Blockchain and other emerging distributed ledger technologies offer the promise of increased security, transparency and resilience based on the use of distributed, immutable records.
At the same time, the European Union General Data Protection Regulation (GDPR), which takes effect May 25, 2018, governs the use and protection of personal data collected from or about any European Union resident.
Personal data is defined very broadly and includes any information relating to an identified or identifiable natural person. Under current EU legal interpretations, this includes encrypted or hashed personal data, as well as public cryptographic keys that can be tied to a private individual.
The penalties for failing to comply with the GDPR are harsh including fines of up to the greater of €20 million or 4 percent of a company’s annual worldwide revenue.
The GDPR: Centralized, Restricted and Removable
The GDPR was developed based on an assumption that collected personal data would be controlled by an identifiable data controller and processed by the data controller or by a finite number of identifiable data processors and sub-processors.

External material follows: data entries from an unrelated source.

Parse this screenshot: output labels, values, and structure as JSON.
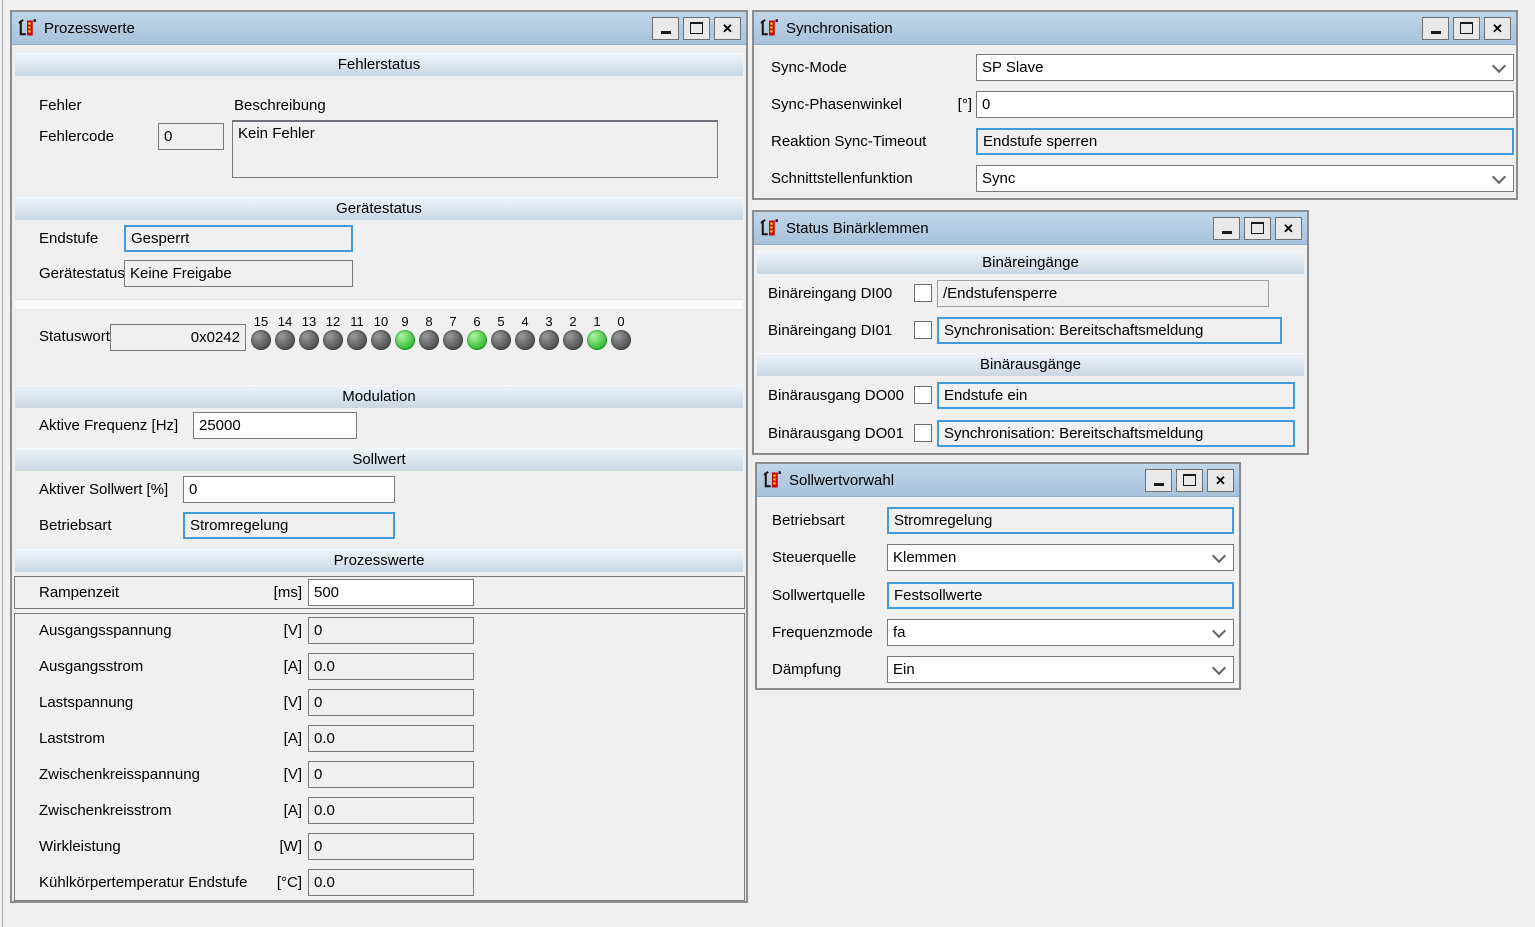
{
  "colors": {
    "titlebar_top": "#c0d6e9",
    "titlebar_bottom": "#a6c2da",
    "section_header_top": "#eef3f8",
    "section_header_bottom": "#c9d7e4",
    "field_border": "#7a7a7a",
    "accent_border": "#3f9bdc",
    "led_on": "#2fb52f",
    "led_off": "#4d4d4d",
    "window_bg": "#f0f0f0"
  },
  "prozesswerte": {
    "title": "Prozesswerte",
    "fehlerstatus": {
      "header": "Fehlerstatus",
      "fehler_label": "Fehler",
      "beschreibung_label": "Beschreibung",
      "fehlercode_label": "Fehlercode",
      "fehlercode_value": "0",
      "beschreibung_value": "Kein Fehler"
    },
    "geraetestatus": {
      "header": "Gerätestatus",
      "endstufe_label": "Endstufe",
      "endstufe_value": "Gesperrt",
      "status_label": "Gerätestatus",
      "status_value": "Keine Freigabe",
      "statuswort_label": "Statuswort",
      "statuswort_value": "0x0242",
      "led_bits": [
        {
          "bit": "15",
          "on": false
        },
        {
          "bit": "14",
          "on": false
        },
        {
          "bit": "13",
          "on": false
        },
        {
          "bit": "12",
          "on": false
        },
        {
          "bit": "11",
          "on": false
        },
        {
          "bit": "10",
          "on": false
        },
        {
          "bit": "9",
          "on": true
        },
        {
          "bit": "8",
          "on": false
        },
        {
          "bit": "7",
          "on": false
        },
        {
          "bit": "6",
          "on": true
        },
        {
          "bit": "5",
          "on": false
        },
        {
          "bit": "4",
          "on": false
        },
        {
          "bit": "3",
          "on": false
        },
        {
          "bit": "2",
          "on": false
        },
        {
          "bit": "1",
          "on": true
        },
        {
          "bit": "0",
          "on": false
        }
      ]
    },
    "modulation": {
      "header": "Modulation",
      "frequenz_label": "Aktive Frequenz  [Hz]",
      "frequenz_value": "25000"
    },
    "sollwert": {
      "header": "Sollwert",
      "aktiver_label": "Aktiver Sollwert [%]",
      "aktiver_value": "0",
      "betriebsart_label": "Betriebsart",
      "betriebsart_value": "Stromregelung"
    },
    "werte": {
      "header": "Prozesswerte",
      "rampenzeit": {
        "label": "Rampenzeit",
        "unit": "[ms]",
        "value": "500"
      },
      "rows": [
        {
          "label": "Ausgangsspannung",
          "unit": "[V]",
          "value": "0"
        },
        {
          "label": "Ausgangsstrom",
          "unit": "[A]",
          "value": "0.0"
        },
        {
          "label": "Lastspannung",
          "unit": "[V]",
          "value": "0"
        },
        {
          "label": "Laststrom",
          "unit": "[A]",
          "value": "0.0"
        },
        {
          "label": "Zwischenkreisspannung",
          "unit": "[V]",
          "value": "0"
        },
        {
          "label": "Zwischenkreisstrom",
          "unit": "[A]",
          "value": "0.0"
        },
        {
          "label": "Wirkleistung",
          "unit": "[W]",
          "value": "0"
        },
        {
          "label": "Kühlkörpertemperatur Endstufe",
          "unit": "[°C]",
          "value": "0.0"
        }
      ]
    }
  },
  "synchronisation": {
    "title": "Synchronisation",
    "sync_mode": {
      "label": "Sync-Mode",
      "value": "SP Slave"
    },
    "phasenwinkel": {
      "label": "Sync-Phasenwinkel",
      "unit": "[°]",
      "value": "0"
    },
    "timeout": {
      "label": "Reaktion Sync-Timeout",
      "value": "Endstufe sperren"
    },
    "schnittstelle": {
      "label": "Schnittstellenfunktion",
      "value": "Sync"
    }
  },
  "binaerklemmen": {
    "title": "Status Binärklemmen",
    "eingaenge_header": "Binäreingänge",
    "ausgaenge_header": "Binärausgänge",
    "di00": {
      "label": "Binäreingang DI00",
      "value": "/Endstufensperre"
    },
    "di01": {
      "label": "Binäreingang DI01",
      "value": "Synchronisation: Bereitschaftsmeldung"
    },
    "do00": {
      "label": "Binärausgang DO00",
      "value": "Endstufe ein"
    },
    "do01": {
      "label": "Binärausgang DO01",
      "value": "Synchronisation: Bereitschaftsmeldung"
    }
  },
  "sollwertvorwahl": {
    "title": "Sollwertvorwahl",
    "betriebsart": {
      "label": "Betriebsart",
      "value": "Stromregelung"
    },
    "steuerquelle": {
      "label": "Steuerquelle",
      "value": "Klemmen"
    },
    "sollwertquelle": {
      "label": "Sollwertquelle",
      "value": "Festsollwerte"
    },
    "frequenzmode": {
      "label": "Frequenzmode",
      "value": "fa"
    },
    "daempfung": {
      "label": "Dämpfung",
      "value": "Ein"
    }
  }
}
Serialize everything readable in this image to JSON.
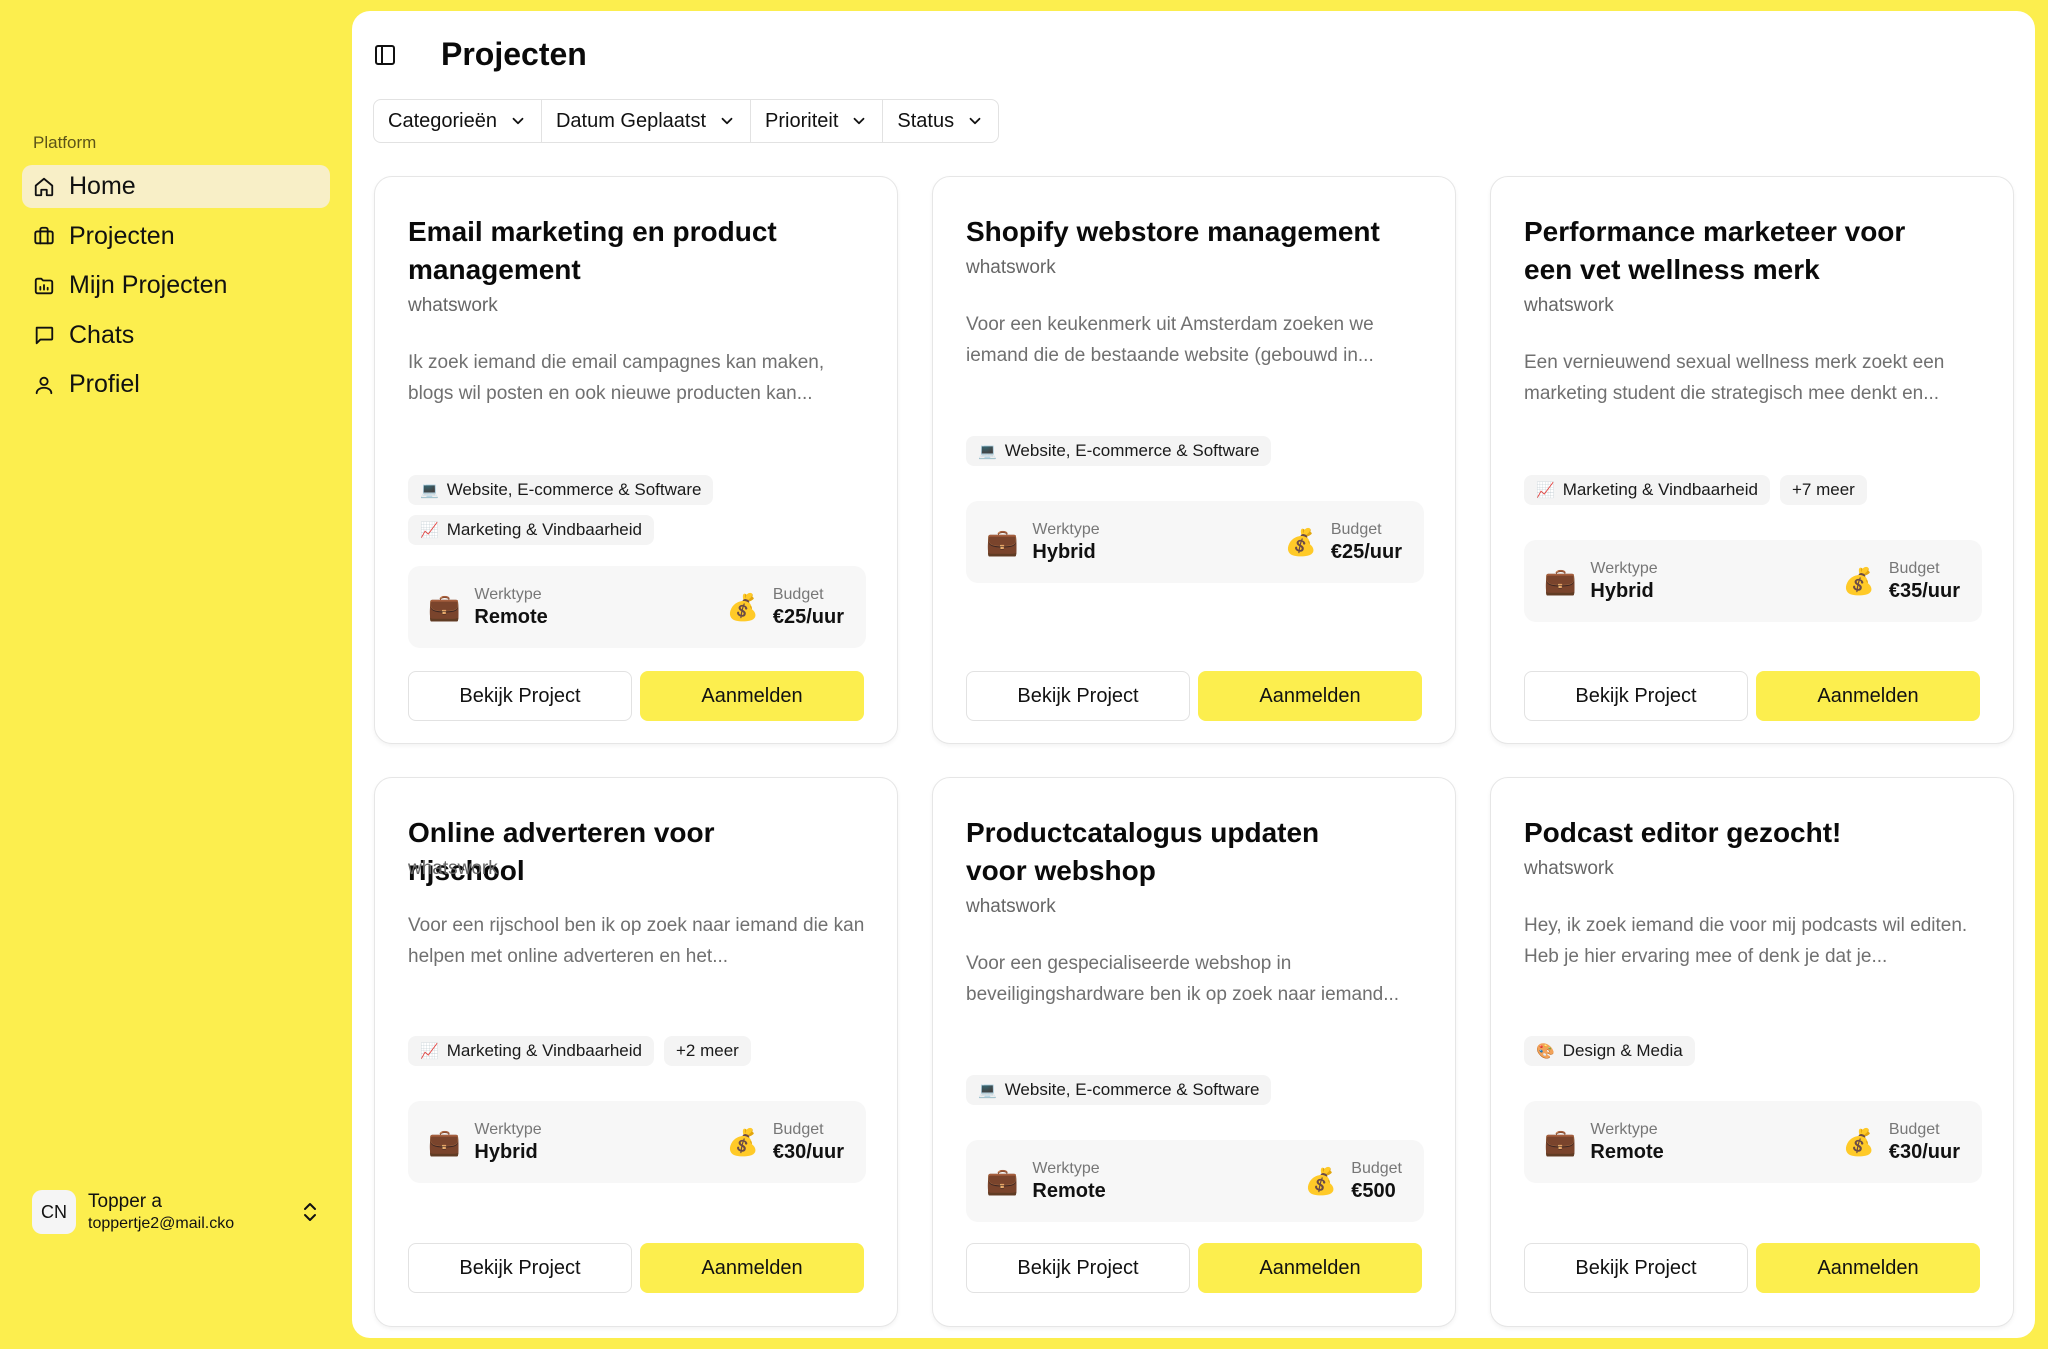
{
  "sidebar": {
    "group_label": "Platform",
    "items": [
      {
        "label": "Home",
        "icon": "home-icon"
      },
      {
        "label": "Projecten",
        "icon": "briefcase-icon"
      },
      {
        "label": "Mijn Projecten",
        "icon": "folder-chart-icon"
      },
      {
        "label": "Chats",
        "icon": "chat-icon"
      },
      {
        "label": "Profiel",
        "icon": "user-icon"
      }
    ],
    "user": {
      "initials": "CN",
      "name": "Topper a",
      "email": "toppertje2@mail.cko"
    }
  },
  "header": {
    "title": "Projecten"
  },
  "filters": [
    "Categorieën",
    "Datum Geplaatst",
    "Prioriteit",
    "Status"
  ],
  "labels": {
    "werktype": "Werktype",
    "budget": "Budget",
    "view_button": "Bekijk Project",
    "apply_button": "Aanmelden"
  },
  "cards": [
    {
      "title": "Email marketing en product management",
      "company": "whatswork",
      "description": "Ik zoek iemand die email campagnes kan maken, blogs wil posten en ook nieuwe producten kan...",
      "tags": [
        {
          "emoji": "💻",
          "label": "Website, E-commerce & Software"
        },
        {
          "emoji": "📈",
          "label": "Marketing & Vindbaarheid"
        }
      ],
      "werktype": "Remote",
      "budget": "€25/uur"
    },
    {
      "title": "Shopify webstore management",
      "company": "whatswork",
      "description": "Voor een keukenmerk uit Amsterdam zoeken we iemand die de bestaande website (gebouwd in...",
      "tags": [
        {
          "emoji": "💻",
          "label": "Website, E-commerce & Software"
        }
      ],
      "werktype": "Hybrid",
      "budget": "€25/uur"
    },
    {
      "title": "Performance marketeer voor een vet wellness merk",
      "company": "whatswork",
      "description": "Een vernieuwend sexual wellness merk zoekt een marketing student die strategisch mee denkt en...",
      "tags": [
        {
          "emoji": "📈",
          "label": "Marketing & Vindbaarheid"
        },
        {
          "emoji": "",
          "label": "+7 meer"
        }
      ],
      "werktype": "Hybrid",
      "budget": "€35/uur"
    },
    {
      "title": "Online adverteren voor rijschool",
      "company": "whatswork",
      "description": "Voor een rijschool ben ik op zoek naar iemand die kan helpen met online adverteren en het...",
      "tags": [
        {
          "emoji": "📈",
          "label": "Marketing & Vindbaarheid"
        },
        {
          "emoji": "",
          "label": "+2 meer"
        }
      ],
      "werktype": "Hybrid",
      "budget": "€30/uur"
    },
    {
      "title": "Productcatalogus updaten voor webshop",
      "company": "whatswork",
      "description": "Voor een gespecialiseerde webshop in beveiligingshardware ben ik op zoek naar iemand...",
      "tags": [
        {
          "emoji": "💻",
          "label": "Website, E-commerce & Software"
        }
      ],
      "werktype": "Remote",
      "budget": "€500"
    },
    {
      "title": "Podcast editor gezocht!",
      "company": "whatswork",
      "description": "Hey, ik zoek iemand die voor mij podcasts wil editen. Heb je hier ervaring mee of denk je dat je...",
      "tags": [
        {
          "emoji": "🎨",
          "label": "Design & Media"
        }
      ],
      "werktype": "Remote",
      "budget": "€30/uur"
    }
  ],
  "icons": {
    "werktype": "💼",
    "budget": "💰"
  },
  "colors": {
    "accent": "#fcee4e",
    "active_nav": "#f8efc7"
  }
}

In order to protect the use of personal data, data controllers and processors must control who accesses the personal data, where and to whom it is transferred, and by whom it is accessed.
The GDPR gives EU residents enforceable rights with respect to their personal data, including:
- the right to erasure of personal data when the personal data is no longer needed for the purpose for which it was collected, when the individual withdraws consent, or when continued processing of the data is unlawful;
- the right to require correction of incorrect data; and
- the right to restrict processing when the data accuracy is contested, when processing is no longer necessary, or when the individual objects.
These rights are understandable in the context of a centralized database controlled by a single data controller with a finite set of processors. But how well do they mesh with distributed ledger technology?
Blockchain: Decentralized, Distributed and Immutable
Blockchains can either be open to anyone (such as Bitcoin) or permissioned (limited to a specific set of participants). With a permissioned blockchain, the organization that sets up the permissioned blockchain is the data controller and is responsible for compliance with GDPR. In an open blockchain, every individual and organization that adds EU personal data to the blockchain may be a data controller and may be responsible for compliance with GDPR.
Similarly, every node on either an open or permissioned blockchain is, at a minimum, a data processor and may be a data controller depending on the blockchain governance arrangement.
Blocks typically include a header and encrypted content (the payload). Open blockchains allow anyone to view the header. Permissioned blockchains may have options for controlling who can view different parts of the transaction. The blockchain is a trusted record source because the data within each block cannot be changed and blocks cannot be removed.
Can Blockchains and the GDPR be Reconciled?
Not for open blockchains and not easily for permissioned blockchains using currently available technology and current EU data protection interpretations. The two biggest hurdles are control and data removal.
The data controller is liable for controlling access, dissemination, processing and sub-processing of personal information. This is effectively impossible for an open blockchain and will require significant attention and diligence for a permissioned blockchain. As one example, the data controller needs to have a written data processing agreement in place with each data processor, which means with the owner of every node in the blockchain.
With respect to data removal, two possible solutions are:
- Off-chain storage
- Building in processes to make personal data permanently inaccessible (“blacklisting”)
One option is to store personal data outside of the blockchain and store only a reference (link) to the data and a hash of the data on the blockchain. This allows the removal (erasure) of the personal data without breaking the blockchain. However, this approach defeats many of the benefits of distributed ledger technology, such as security and resilience through redundancy.
“Erasure” of data is not defined in the GDPR. Greg McMullen of the Interplanetary Database Foundation suggests that destroying the cryptographic key that would allow access to encrypted personal data should be considered to be the equivalent of erasure if the destruction is done in accordance with best practices and in an auditable way. We’ll have to wait for some rulings by Data Protection Authorities to see whether this view will be accepted.
If you are building a permissioned blockchain, build it with the GDPR in mind. Understand:
- who will have access to any EU personal data
- how the data will be controlled
- how you will comply with requirements to control processors, and
- how you will respond to requests from individuals to view, correct, erase and restrict their personal information.
For further reading, see Blockchains and Data Protection in the European Union by Michèle Finck.
To learn more about using foundational security controls from Tripwire to help achieve and maintain GDPR compliance, click here.